Page:Popular Science Monthly Volume 20.djvu/592

From Wikisource
Jump to navigation Jump to search
This page has been proofread, but needs to be validated.

Mr. William H. Johnson, B. Sc, has described before the Manchester Literary and Philosophical Society, a series of experiments in the electrical resistance of iron and steel wire, from which he has drawn the conclusion that the amount of that resistance is a measure of the resistance of the iron or steel to tensile strain, and of the amount of combined carbon, sulphur, silicon, and phosphorus it contains.

The course of instruction in natural history of the Academy of Natural Sciences, of Philadelphia, which was begun in the spring of 1881, was resumed for the present winter in the first week in January. Courses of from twenty-five to thirty lectures each will be given, with practical demonstrations in the laboratory, on "Physiography and Invertebrate Paleontology," by Professor Angelo Heilprin, and on "Mineralogy," by Professor Henry Carvill Lewis. Professor Heilprin's lectures embrace general considerations relative to various features of the earth's structure and history, and the geological and geographical distribution of past and present life, with special attention in the latter half to practical paleontological demonstrations and advanced instructions. Practical work, including the methods of distinguishing minerals by their external and chemical characters, and blow-pipe analysis, is a regular feature of Professor Lewis's lectures.
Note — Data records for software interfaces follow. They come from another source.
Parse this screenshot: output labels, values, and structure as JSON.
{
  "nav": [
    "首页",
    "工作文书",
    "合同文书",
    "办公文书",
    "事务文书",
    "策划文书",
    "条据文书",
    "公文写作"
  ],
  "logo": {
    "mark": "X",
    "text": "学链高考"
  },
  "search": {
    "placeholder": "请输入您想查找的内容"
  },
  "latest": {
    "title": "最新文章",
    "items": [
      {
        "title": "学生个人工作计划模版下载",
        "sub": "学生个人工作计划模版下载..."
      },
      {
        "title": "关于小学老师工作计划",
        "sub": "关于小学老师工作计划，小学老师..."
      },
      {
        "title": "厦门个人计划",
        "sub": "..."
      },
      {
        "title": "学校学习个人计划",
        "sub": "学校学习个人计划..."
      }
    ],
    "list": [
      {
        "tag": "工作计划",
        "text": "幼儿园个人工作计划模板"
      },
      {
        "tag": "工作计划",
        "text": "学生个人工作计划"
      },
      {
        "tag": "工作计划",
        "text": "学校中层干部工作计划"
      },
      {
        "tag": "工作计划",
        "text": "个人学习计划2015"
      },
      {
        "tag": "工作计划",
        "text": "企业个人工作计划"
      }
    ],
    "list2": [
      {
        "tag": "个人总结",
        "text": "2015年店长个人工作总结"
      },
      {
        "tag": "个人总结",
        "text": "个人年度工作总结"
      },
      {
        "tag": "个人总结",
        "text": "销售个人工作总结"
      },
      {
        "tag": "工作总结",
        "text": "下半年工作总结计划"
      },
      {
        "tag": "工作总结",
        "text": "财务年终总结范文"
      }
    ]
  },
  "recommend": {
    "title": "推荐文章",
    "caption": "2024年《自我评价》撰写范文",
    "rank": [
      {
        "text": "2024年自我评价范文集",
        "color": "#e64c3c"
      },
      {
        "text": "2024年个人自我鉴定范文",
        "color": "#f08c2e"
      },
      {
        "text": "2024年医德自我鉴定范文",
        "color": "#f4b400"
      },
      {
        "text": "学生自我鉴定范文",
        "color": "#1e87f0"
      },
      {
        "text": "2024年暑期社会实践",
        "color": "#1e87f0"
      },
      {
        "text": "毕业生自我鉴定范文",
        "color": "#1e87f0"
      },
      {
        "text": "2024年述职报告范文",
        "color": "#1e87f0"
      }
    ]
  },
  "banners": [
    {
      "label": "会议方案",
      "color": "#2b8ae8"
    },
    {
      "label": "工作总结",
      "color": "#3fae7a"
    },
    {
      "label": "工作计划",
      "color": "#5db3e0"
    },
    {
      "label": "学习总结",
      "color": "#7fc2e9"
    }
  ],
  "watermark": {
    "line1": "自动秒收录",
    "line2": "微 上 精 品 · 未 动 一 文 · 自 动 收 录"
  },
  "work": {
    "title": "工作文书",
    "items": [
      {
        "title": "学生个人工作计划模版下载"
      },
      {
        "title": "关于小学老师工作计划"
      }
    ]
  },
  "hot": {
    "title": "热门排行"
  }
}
Mr. Frederick Curry, an English botanist, distinguished chiefly for his studies of the fungi, died September 8th, aged sixty-two years. He had been Secretary, and was at the time of his death Vice-President and Treasurer of the Linnæan Society. His valuable collection of fungi is to be presented to the museum at Kew.
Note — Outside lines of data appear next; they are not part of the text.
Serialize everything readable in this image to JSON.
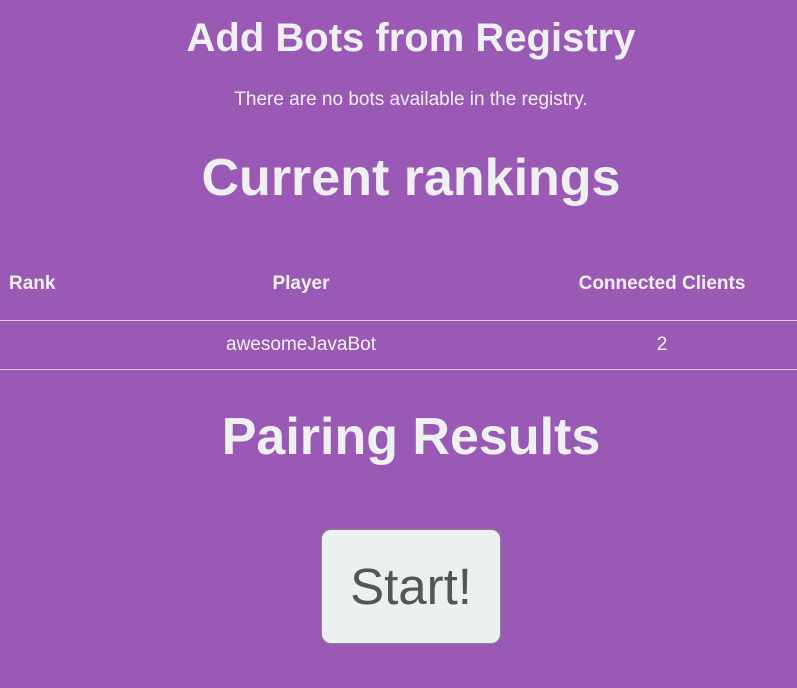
{
  "registry": {
    "title": "Add Bots from Registry",
    "empty_message": "There are no bots available in the registry."
  },
  "rankings": {
    "title": "Current rankings",
    "columns": {
      "rank": "Rank",
      "player": "Player",
      "clients": "Connected Clients"
    },
    "rows": [
      {
        "rank": "",
        "player": "awesomeJavaBot",
        "clients": "2"
      }
    ]
  },
  "pairing": {
    "title": "Pairing Results"
  },
  "start_button": {
    "label": "Start!"
  }
}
Professor J. P. Wickersham having been commissioned by the National Educational Association to inquire into the efficiency of education as a preventive of crime, reports that in the prisons of Pennsylvania, the colleges and high-schools are most insignificantly and the fairly educated classes only moderately represented, while one sixth of the crime of the State is committed by the wholly illiterate, who constitute only one thirtieth part of the population. He further concludes that about one third of the crime is committed by persons practically illiterate, mid that the proportion of criminals among the illiterate is about ten times as great as among those who have been instructed in the elements of a common-school education or beyond.

M. Pasteur has succeeded in communicating rabies by inoculation from the brain of a dog dead with the disease. He has also found that by trephining a healthy dog and placing in contact with its brain cerebral tissue from an infected animal, not only is the disease communicated with certainty, but the incubative period is in every case reduced to a few days.
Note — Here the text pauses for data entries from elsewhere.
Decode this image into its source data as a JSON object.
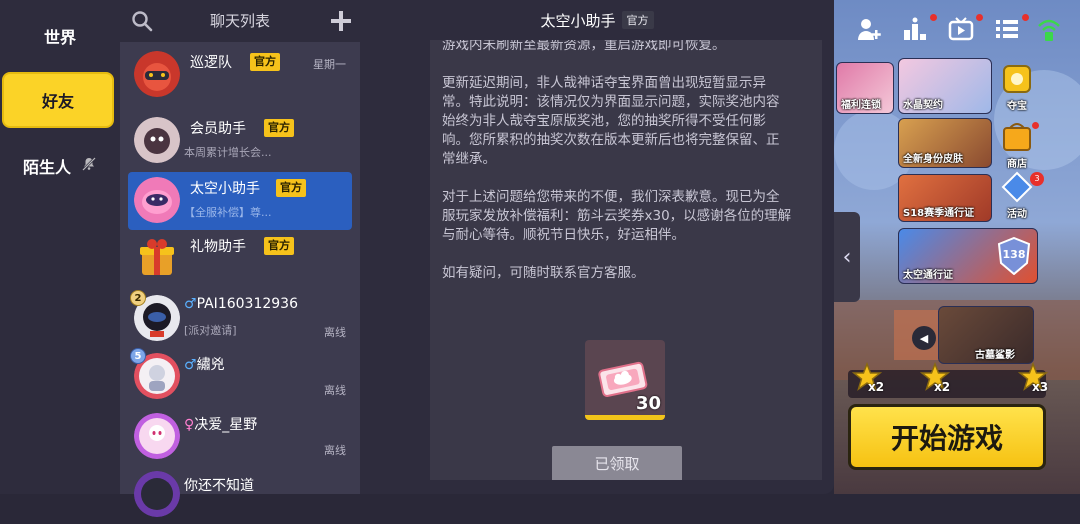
{
  "categories": [
    {
      "label": "世界"
    },
    {
      "label": "好友",
      "active": true
    },
    {
      "label": "陌生人"
    }
  ],
  "list_header": {
    "title": "聊天列表"
  },
  "chats": [
    {
      "name": "巡逻队",
      "badge": "官方",
      "time": "星期一",
      "preview": ""
    },
    {
      "name": "会员助手",
      "badge": "官方",
      "time": "",
      "preview": "本周累计增长会..."
    },
    {
      "name": "太空小助手",
      "badge": "官方",
      "time": "",
      "preview": "【全服补偿】尊..."
    },
    {
      "name": "礼物助手",
      "badge": "官方",
      "time": "",
      "preview": ""
    },
    {
      "name": "PAI160312936",
      "gender": "♂",
      "level": "2",
      "preview": "[派对邀请]",
      "status": "离线"
    },
    {
      "name": "繡兇",
      "gender": "♂",
      "level": "5",
      "preview": "",
      "status": "离线"
    },
    {
      "name": "决爱_星野",
      "gender": "♀",
      "preview": "",
      "status": "离线"
    },
    {
      "name": "你还不知道",
      "gender": "",
      "preview": "",
      "status": ""
    }
  ],
  "chat_panel": {
    "title": "太空小助手",
    "badge": "官方",
    "paragraphs": [
      "游戏内未刷新至最新资源，重启游戏即可恢复。",
      "更新延迟期间，非人哉神话夺宝界面曾出现短暂显示异常。特此说明：该情况仅为界面显示问题，实际奖池内容始终为非人哉夺宝原版奖池，您的抽奖所得不受任何影响。您所累积的抽奖次数在版本更新后也将完整保留、正常继承。",
      "对于上述问题给您带来的不便，我们深表歉意。现已为全服玩家发放补偿福利：筋斗云奖券x30，以感谢各位的理解与耐心等待。顺祝节日快乐，好运相伴。",
      "如有疑问，可随时联系官方客服。"
    ],
    "reward_count": "30",
    "claimed_label": "已领取"
  },
  "game": {
    "tiles": [
      {
        "label": "福利连锁"
      },
      {
        "label": "水晶契约"
      },
      {
        "label": "全新身份皮肤"
      },
      {
        "label": "S18赛季通行证"
      },
      {
        "label": "太空通行证"
      },
      {
        "label": "古墓鲨影"
      }
    ],
    "side_buttons": [
      {
        "label": "夺宝"
      },
      {
        "label": "商店"
      },
      {
        "label": "活动",
        "badge": "3"
      }
    ],
    "pass_level": "138",
    "stars": [
      "x2",
      "x2",
      "x3"
    ],
    "start_label": "开始游戏"
  },
  "colors": {
    "accent": "#fbd327",
    "active_chat": "#2b5fbf",
    "official_badge": "#f6c21b"
  }
}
The Surgeon-General of the United States Army reports that the proportion of cases on the sick list of the army last year was 1,768 per thousand of mean strength among the white troops, and 1,984 per thousand among the colored troops. The average number at one time was 44 per thousand of white, and 45 per thousand of colored troops. About one sixth of the number of white and less than one seventh of the colored sick were cases of wounds, accidents, and injuries. The proportions of deaths to cases treated were 1 to 190 among the whites, and 1 to 97 among the colored troops.

M. Fatio explains the theory of disinfection by sulphurous acid by remarking that the vapors of the acid act in two ways on all organisms that depend on oxygen for life, viz., by asphyxiating them through suppression of that element, and by gradually burning them interiorly, the acid being dissolved in their humors or aqueous parts.

A catalogue of the phenogamous and vascular cryptogamous plants of Indiana, prepared by the editors of the "Botanical Gazette" and Professor C. E. Barnes, names 1,432 species, grouped under 577 genera, and is published, though not absolutely complete, to provoke further additions. The flora of the State is divided into four groups, each marked by the physical aspect of the region in which it is found. The regions may be called the "the river-valleys" "the lake-borders," "the prairies," and "the barrens." The prairie plants are disappearing faster than any others under pressure of cultivation. The splendid forests that originally covered the greater part of the State are rapidly disappearing, and a new race of plants is springing up in their place. New species are continually appearing along the rivers and railroads.

Another prehistoric canoe has been discovered while digging in the old bed of the Rhône, near the bridge of Gardou, France. It is excavated from an oak-log, which has been left with its natural form, except that the ends have been beveled so as to give a sharp form to the prow and stern. Braces were left in hollowing out the vessel, to extend across the inside and strengthen the sides, and five pairs of holes were bored in the side, for oars. The boat is about thirty-eight feet long, three feet wide, and two feet deep, and would probably hold about twelve men. It was considerably decayed, and was somewhat broken in getting it out, but has been deposited in the museum of Lyons in a tolerably sound condition.